Gobekli Tepe is currently believed to be one of the most exciting and historically significant archaeological sites anywhere in the world today. It might even change our views on history as we know it.
A short drive from Sanliurfa, ‘Pot Belly Hill’ was unearthed in 1995 and is believed to be a collection of Neolithic megaliths that date back to 9500 BC, making this the first place on earth of human worship. Think about that for a moment – 9500 BC. Thats 7,000 years before the pyramids were built. And 6,500 before Stonehenge. To put that in persecutive a little bit more, when this temple was built, the wheel hadn’t been invented yet and farming didn’t exist. Pottery, metal and writing where all things of the future.

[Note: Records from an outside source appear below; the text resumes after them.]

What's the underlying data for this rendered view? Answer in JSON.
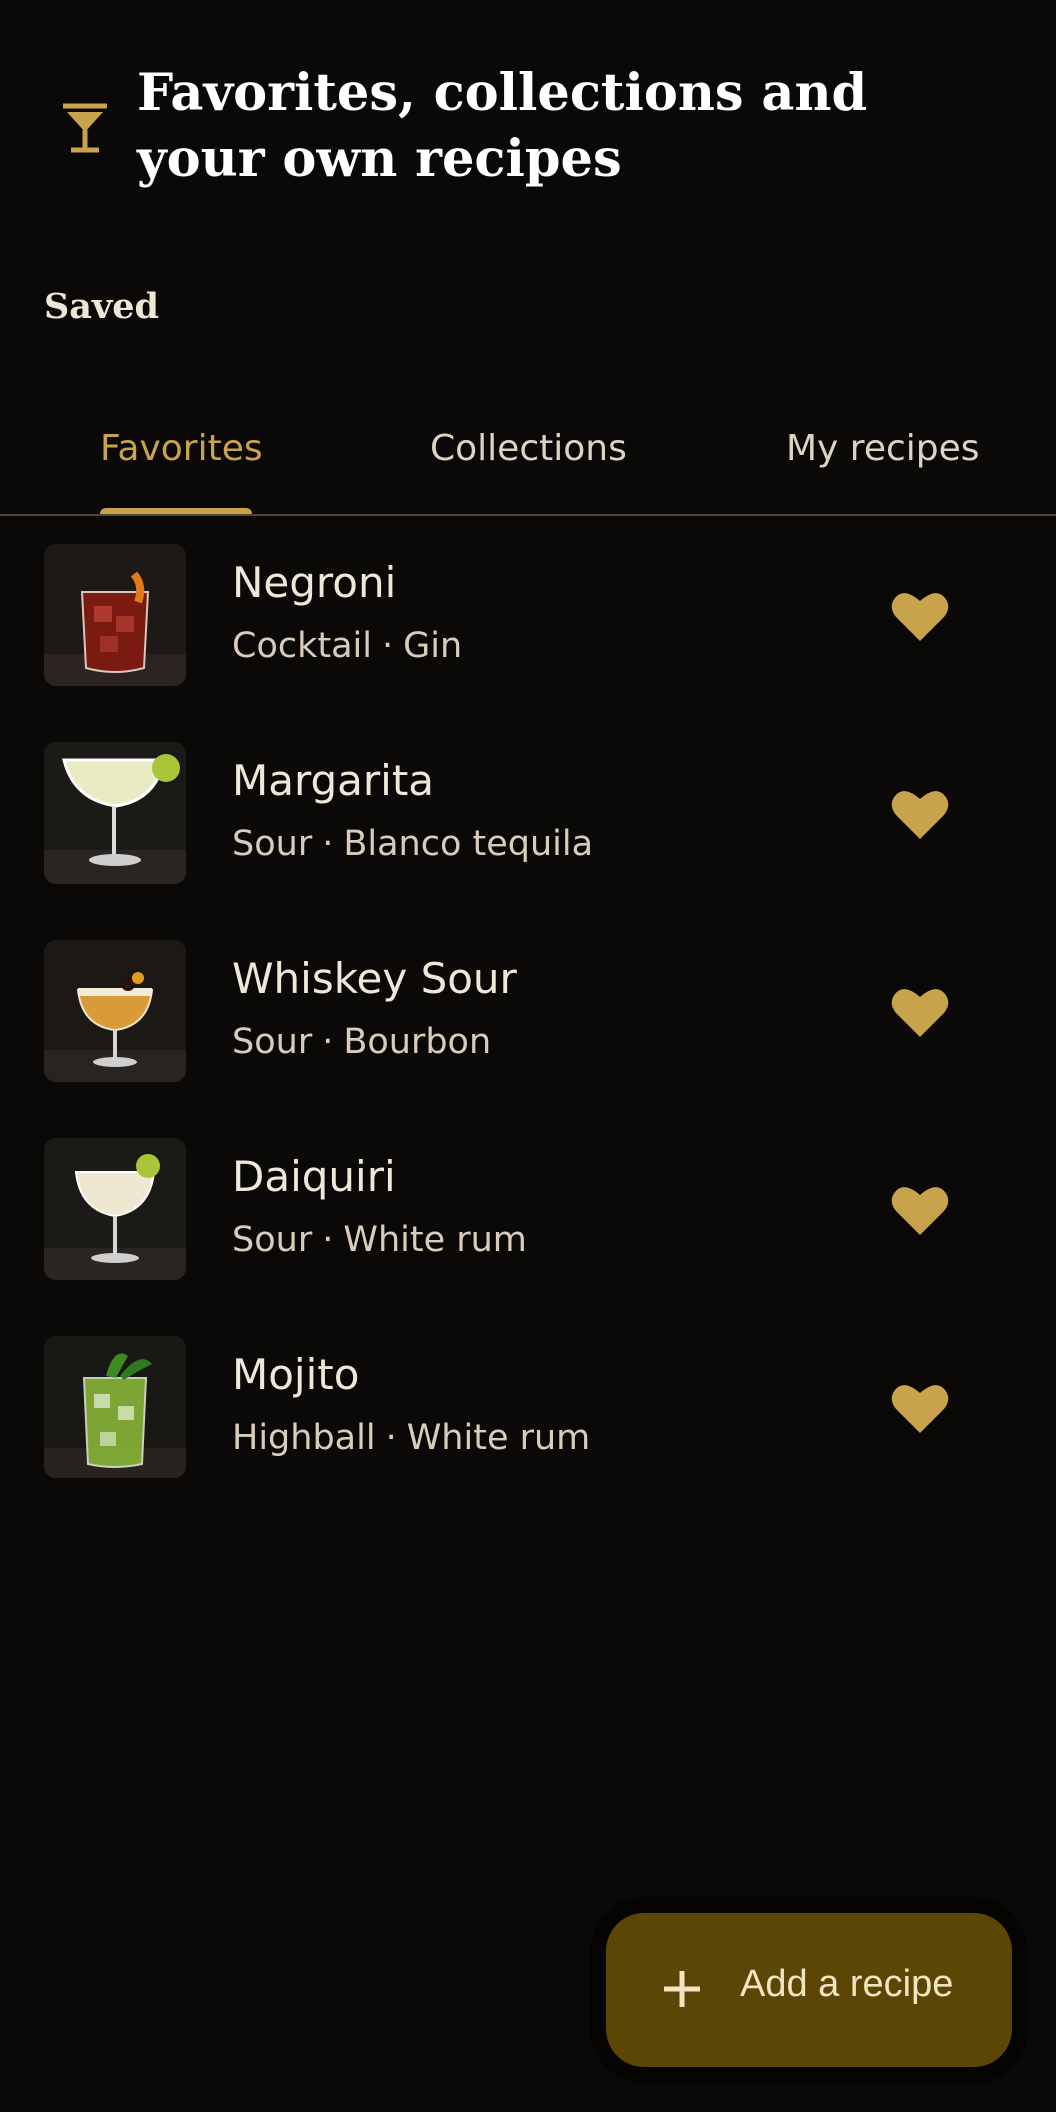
{
  "header": {
    "title_line1": "Favorites, collections and",
    "title_line2": "your own recipes",
    "icon": "cocktail-glass-icon"
  },
  "section": {
    "label": "Saved"
  },
  "tabs": [
    {
      "label": "Favorites",
      "active": true
    },
    {
      "label": "Collections",
      "active": false
    },
    {
      "label": "My recipes",
      "active": false
    }
  ],
  "recipes": [
    {
      "name": "Negroni",
      "category": "Cocktail",
      "spirit": "Gin",
      "favorite": true
    },
    {
      "name": "Margarita",
      "category": "Sour",
      "spirit": "Blanco tequila",
      "favorite": true
    },
    {
      "name": "Whiskey Sour",
      "category": "Sour",
      "spirit": "Bourbon",
      "favorite": true
    },
    {
      "name": "Daiquiri",
      "category": "Sour",
      "spirit": "White rum",
      "favorite": true
    },
    {
      "name": "Mojito",
      "category": "Highball",
      "spirit": "White rum",
      "favorite": true
    }
  ],
  "fab": {
    "label": "Add a recipe",
    "icon": "plus-icon"
  },
  "colors": {
    "background": "#0a0908",
    "accent": "#c9a24c",
    "fab_background": "#5b4606"
  }
}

Gobekli Tepe changes history as we know it, because academics have always believed that only after people moved on from hunter-gathering, and learnt to farm the land and live in communities, did they have the ability to construct these kinds of structures. This site suggests it would have happened the other way around – that it was the building of these structures that helped to form communities and the need, therefore, for agriculture and social structures.
At the site, you can see huge T-shaped stone pillars built in circular patterns engraved with animals such as lions, boars, foxes, snakes and more. As we walked around the area on a carefully constructed wooden walkway, we tried our best to understand the site and what we were seeing, having read the the history, but we have to be honest, it was difficult. Perhaps we should have expected it, as it is a working archaelogical site, but with all the wood, poles and supportive walls in the way, there just wasn’t much to see.
That’s travel sometimes – the reality doesn’t live up the expectation. In this case we left disappointed. However, it is only the early days of the site. There is a lot of structural work happening and only 5% of the site has been unearthed so far.
There’s no denying the sites importance and I’m sure in years to come, visiting Gobekli Tepe will be an amazing experience. It’s just not there yet.
Note: We visited in October 2014 and have read that the protective cover over the site while we were there was in place of a permanent structure being built which will allow better views of the site itself.